@FormulaFeeder I agree, neither my gran or my mother were able to produce breast milk.  During my pregnancy I raised this issue and was ignored - what i wanted was information, was there methods or natural remedies that improved milk production.  I breast fed my son for three weeks every day he was weighed because my son continued to lose weight from birth I was told to feed him more often which I did, he was losing weight and I was in agony because of breast feeding so often.  When i switched to formula milk it was because I'd rather have a bottle fed baby than a dead baby.  When i told health visitor she was relieved because she was very worried but was not allowed to suggest switching to formula.  No new born baby should be sacrificed for an ideal.

ElizabethD
ElizabethD

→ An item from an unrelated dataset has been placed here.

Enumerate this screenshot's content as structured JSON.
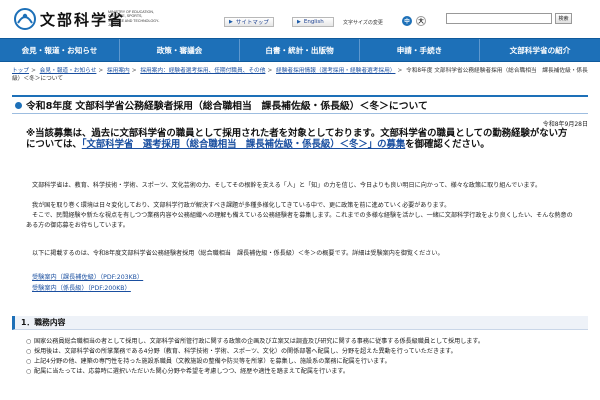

I had one baby who latched on from the moment he was born; the other never did get the hang of it. Not sure what I did differently but without a doubt the breastfed baby has had fewer colds and allergies. I would have persevered with my smaller, less keen baby but she never latched on, cried for days and I was afraid she would starve...or I would go crazy. So my conclusion is that people who find breastfeeding easy just have easier babies. Judging mothers on whether they breastfeed or not is totally inappropriate - you have no idea what choices they've had to make.

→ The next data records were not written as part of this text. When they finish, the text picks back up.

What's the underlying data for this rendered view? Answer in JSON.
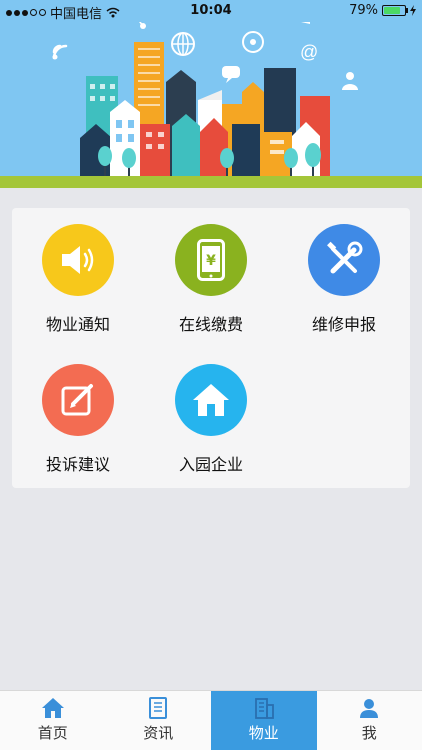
{
  "status_bar": {
    "carrier": "中国电信",
    "time": "10:04",
    "battery": "79%",
    "battery_level": 0.79
  },
  "services": [
    {
      "label": "物业通知",
      "icon": "speaker-icon",
      "color": "#f7c81b"
    },
    {
      "label": "在线缴费",
      "icon": "phone-payment-icon",
      "color": "#8ab21f"
    },
    {
      "label": "维修申报",
      "icon": "tools-icon",
      "color": "#3f8ae6"
    },
    {
      "label": "投诉建议",
      "icon": "edit-icon",
      "color": "#f36c52"
    },
    {
      "label": "入园企业",
      "icon": "home-icon",
      "color": "#26b4ee"
    }
  ],
  "tabs": [
    {
      "label": "首页",
      "icon": "home-icon",
      "active": false
    },
    {
      "label": "资讯",
      "icon": "book-icon",
      "active": false
    },
    {
      "label": "物业",
      "icon": "building-icon",
      "active": true
    },
    {
      "label": "我",
      "icon": "user-icon",
      "active": false
    }
  ],
  "colors": {
    "banner_sky": "#7fc6f2",
    "tab_active": "#3a9be0",
    "page_bg": "#e6e7eb"
  }
}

CerebralSmartie
CerebralSmartie

Those who succeed at long term breastfeeding apparently do not have sleep deprivation due to having to feed constantly. The word constantly is not used here in a figurative way but is meant literally.


PatriciaCastro
PatriciaCastro

A newborn as a rule feeds constantly cant expect any different. I believe my success breastfeeding was mostly due to having my baby at my chest night and day

PatriciaCastro
PatriciaCastro

A newborn as a rule feeds constantly cant expect any different. I believe my success breastfeeding was mostly due to having my baby at my bare chest night and day. Dont have any family near only my husband. No one came bugging me offering unsolicited help or advice, it was just the 3 of us. My baby co-sleept and was fed on demand (wich can make a huge positive impact on milk supply) I had a c-section, have experienced nipple bleeding, mastitis, and a yeast infección. I agree that there are very valid reasons for a women not to breastfeed but feel saddened when I know of a mother that prefers to be comfortable first than to take responsability and love that little one enough as to provide him or her with their best care.

grandmajo
grandmajo

Breast fed all my children and enjoyed doing it. Had very little support but a husband that thought it was right. I let the baby pretty much lead the way. and nursed them until they decided to stop. all of them were around 2 years old. now 35 years later all my children have a special closeness to me and I would recommend nursing to every new mother.